» DATA FOR ANALYSIS
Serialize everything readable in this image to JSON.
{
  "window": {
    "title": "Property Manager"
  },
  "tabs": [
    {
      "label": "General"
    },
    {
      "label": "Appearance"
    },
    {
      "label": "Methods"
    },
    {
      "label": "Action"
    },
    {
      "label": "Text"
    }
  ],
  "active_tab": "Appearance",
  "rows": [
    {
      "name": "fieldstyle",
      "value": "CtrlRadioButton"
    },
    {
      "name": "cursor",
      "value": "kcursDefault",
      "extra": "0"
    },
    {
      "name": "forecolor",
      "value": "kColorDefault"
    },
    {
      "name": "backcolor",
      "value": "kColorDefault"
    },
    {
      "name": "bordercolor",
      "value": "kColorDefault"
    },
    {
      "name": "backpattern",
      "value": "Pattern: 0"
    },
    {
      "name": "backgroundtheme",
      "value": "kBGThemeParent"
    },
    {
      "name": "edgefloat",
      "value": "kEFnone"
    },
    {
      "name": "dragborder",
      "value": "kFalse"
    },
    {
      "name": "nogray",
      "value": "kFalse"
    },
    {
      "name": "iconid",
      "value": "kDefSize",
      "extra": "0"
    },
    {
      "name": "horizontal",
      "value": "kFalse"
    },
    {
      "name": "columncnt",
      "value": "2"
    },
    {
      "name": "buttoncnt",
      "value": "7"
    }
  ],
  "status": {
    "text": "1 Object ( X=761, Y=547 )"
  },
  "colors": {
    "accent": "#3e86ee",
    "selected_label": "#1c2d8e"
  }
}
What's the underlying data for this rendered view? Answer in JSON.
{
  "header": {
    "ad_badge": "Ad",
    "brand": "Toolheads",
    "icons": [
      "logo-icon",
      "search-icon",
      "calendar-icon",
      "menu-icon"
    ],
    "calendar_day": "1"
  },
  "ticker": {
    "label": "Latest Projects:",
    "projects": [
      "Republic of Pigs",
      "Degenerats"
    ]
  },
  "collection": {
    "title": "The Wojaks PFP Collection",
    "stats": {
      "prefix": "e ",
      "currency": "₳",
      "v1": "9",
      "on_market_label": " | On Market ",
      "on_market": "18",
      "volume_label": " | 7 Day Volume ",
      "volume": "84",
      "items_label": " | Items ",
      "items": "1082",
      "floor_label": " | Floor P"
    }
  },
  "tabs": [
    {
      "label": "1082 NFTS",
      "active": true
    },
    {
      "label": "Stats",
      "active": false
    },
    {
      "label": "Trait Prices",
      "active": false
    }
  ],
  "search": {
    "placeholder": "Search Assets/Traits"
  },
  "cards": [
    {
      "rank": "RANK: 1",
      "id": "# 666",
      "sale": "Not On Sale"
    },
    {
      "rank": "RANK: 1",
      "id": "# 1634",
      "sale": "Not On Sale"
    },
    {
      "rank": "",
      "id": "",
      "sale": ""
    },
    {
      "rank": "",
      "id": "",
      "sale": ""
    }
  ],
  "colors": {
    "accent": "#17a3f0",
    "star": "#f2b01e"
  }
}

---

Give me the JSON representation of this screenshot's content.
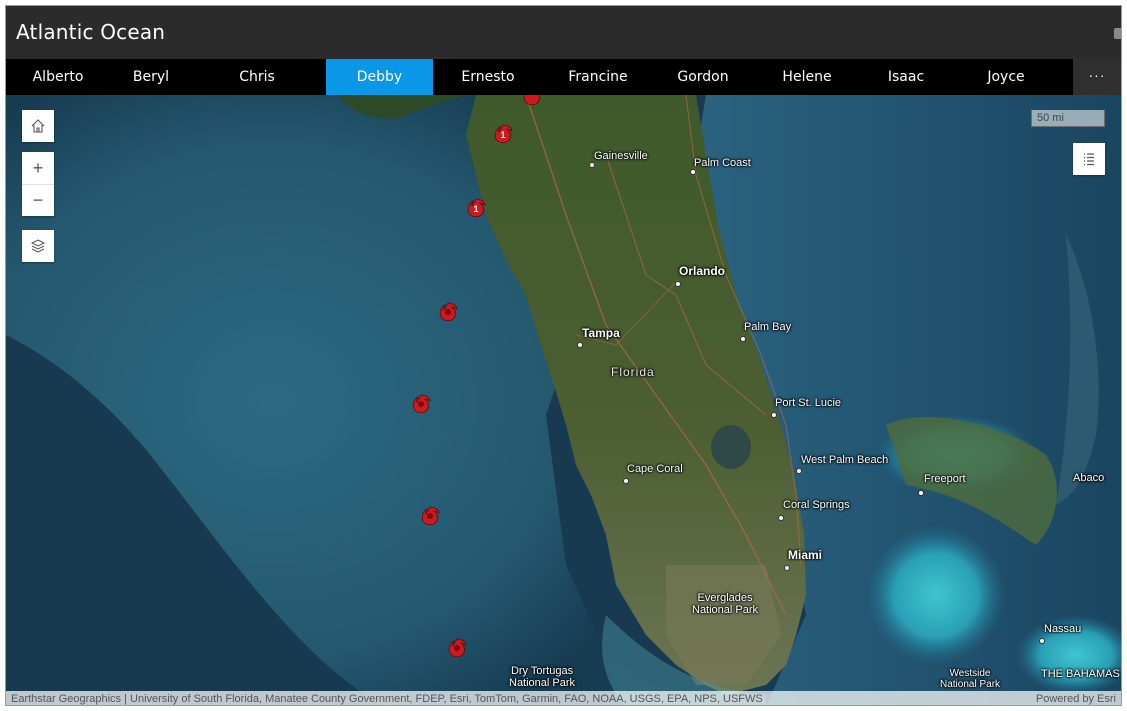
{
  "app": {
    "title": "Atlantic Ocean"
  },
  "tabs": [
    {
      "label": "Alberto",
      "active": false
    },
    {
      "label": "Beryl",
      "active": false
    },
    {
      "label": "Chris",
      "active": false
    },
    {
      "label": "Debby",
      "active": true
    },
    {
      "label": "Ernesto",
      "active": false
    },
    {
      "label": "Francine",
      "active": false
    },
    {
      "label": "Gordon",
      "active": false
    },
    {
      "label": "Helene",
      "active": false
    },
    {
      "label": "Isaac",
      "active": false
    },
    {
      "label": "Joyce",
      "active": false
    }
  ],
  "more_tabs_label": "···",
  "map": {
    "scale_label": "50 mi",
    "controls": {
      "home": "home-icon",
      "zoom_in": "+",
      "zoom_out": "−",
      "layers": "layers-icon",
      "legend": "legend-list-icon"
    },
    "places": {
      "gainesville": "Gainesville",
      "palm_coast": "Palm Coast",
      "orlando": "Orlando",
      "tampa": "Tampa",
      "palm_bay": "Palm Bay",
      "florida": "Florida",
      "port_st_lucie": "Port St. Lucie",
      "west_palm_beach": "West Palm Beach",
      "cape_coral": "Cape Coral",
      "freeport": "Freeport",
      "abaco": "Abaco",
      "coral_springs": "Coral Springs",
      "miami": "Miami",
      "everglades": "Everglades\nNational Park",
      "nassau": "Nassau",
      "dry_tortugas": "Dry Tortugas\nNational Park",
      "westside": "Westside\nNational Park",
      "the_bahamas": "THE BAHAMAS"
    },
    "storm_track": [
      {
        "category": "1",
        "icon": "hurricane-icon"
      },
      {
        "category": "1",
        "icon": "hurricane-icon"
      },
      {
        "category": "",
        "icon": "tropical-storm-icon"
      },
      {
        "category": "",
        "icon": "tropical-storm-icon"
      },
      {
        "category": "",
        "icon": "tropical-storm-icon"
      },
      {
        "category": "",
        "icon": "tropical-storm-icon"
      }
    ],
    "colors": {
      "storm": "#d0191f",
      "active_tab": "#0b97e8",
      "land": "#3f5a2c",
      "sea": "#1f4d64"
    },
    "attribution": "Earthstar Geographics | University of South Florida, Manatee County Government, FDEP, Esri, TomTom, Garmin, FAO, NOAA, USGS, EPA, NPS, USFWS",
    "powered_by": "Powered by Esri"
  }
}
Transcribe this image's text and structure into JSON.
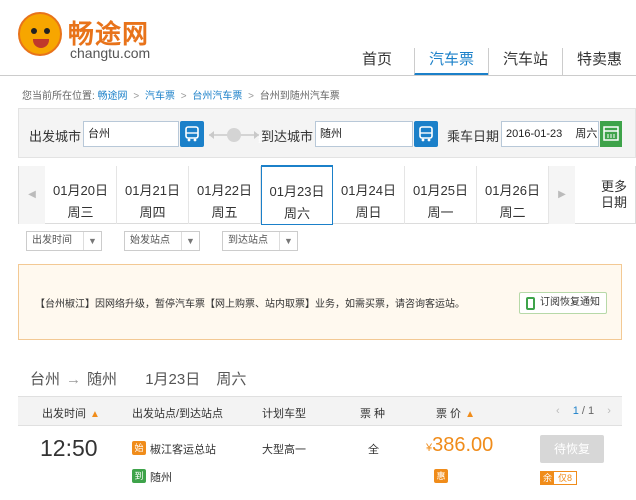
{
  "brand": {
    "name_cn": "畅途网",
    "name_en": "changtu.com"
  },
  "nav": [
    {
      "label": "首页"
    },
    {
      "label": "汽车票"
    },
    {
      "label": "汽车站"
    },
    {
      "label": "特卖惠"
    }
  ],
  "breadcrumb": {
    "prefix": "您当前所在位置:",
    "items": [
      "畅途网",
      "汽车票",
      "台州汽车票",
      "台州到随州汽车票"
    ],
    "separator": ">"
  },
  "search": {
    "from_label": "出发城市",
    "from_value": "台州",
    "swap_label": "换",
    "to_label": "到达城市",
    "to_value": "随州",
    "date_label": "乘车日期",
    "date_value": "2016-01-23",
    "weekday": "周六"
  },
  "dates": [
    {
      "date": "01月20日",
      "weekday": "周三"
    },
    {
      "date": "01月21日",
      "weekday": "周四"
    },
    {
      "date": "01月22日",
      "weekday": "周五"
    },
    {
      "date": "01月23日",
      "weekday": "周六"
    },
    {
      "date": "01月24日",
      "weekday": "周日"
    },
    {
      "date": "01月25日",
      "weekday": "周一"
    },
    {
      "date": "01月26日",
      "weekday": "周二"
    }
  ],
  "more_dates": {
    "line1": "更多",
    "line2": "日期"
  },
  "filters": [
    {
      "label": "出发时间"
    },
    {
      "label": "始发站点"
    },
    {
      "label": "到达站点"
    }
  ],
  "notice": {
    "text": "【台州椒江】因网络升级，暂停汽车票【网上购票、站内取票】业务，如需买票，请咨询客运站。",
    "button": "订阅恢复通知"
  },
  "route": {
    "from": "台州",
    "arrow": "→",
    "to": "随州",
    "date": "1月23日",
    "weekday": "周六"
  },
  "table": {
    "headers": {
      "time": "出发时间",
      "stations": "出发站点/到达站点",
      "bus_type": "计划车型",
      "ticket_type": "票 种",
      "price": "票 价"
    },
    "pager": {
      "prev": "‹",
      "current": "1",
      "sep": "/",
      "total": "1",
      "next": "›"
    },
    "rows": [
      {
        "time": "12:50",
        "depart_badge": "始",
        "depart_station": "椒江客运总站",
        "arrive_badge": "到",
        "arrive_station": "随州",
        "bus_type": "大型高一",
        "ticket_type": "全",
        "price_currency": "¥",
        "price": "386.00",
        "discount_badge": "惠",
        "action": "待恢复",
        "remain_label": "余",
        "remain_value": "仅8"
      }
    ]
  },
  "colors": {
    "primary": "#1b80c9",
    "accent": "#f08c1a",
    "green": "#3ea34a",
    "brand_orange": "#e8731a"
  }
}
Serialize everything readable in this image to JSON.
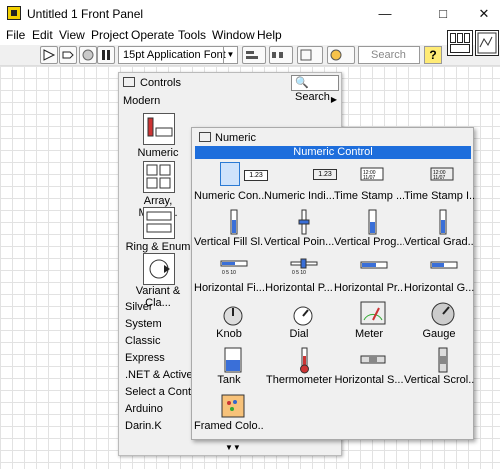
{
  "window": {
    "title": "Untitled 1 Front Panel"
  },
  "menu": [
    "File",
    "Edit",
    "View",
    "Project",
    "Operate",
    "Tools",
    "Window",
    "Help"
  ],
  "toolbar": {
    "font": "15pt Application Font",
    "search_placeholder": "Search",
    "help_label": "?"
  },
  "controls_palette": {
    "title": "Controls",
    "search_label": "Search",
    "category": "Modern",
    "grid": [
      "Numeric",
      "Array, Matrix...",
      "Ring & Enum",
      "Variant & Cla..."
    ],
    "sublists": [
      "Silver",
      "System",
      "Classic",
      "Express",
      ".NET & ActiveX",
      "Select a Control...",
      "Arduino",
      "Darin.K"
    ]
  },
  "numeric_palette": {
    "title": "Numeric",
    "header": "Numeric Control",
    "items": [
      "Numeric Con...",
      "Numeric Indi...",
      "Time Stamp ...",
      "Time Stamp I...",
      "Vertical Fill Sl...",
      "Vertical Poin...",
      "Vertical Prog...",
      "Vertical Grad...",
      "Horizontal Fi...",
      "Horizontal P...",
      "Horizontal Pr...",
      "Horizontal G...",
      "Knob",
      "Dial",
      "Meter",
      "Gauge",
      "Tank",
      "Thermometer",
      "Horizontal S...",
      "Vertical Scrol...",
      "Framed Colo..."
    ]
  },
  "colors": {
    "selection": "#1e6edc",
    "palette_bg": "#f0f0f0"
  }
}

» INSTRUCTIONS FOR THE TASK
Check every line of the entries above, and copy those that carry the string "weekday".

» YOUR SOLUTION
    "weekday": "周六"
      "weekday": "周三"
      "weekday": "周四"
      "weekday": "周五"
      "weekday": "周六"
      "weekday": "周日"
      "weekday": "周一"
      "weekday": "周二"
    "weekday": "周六"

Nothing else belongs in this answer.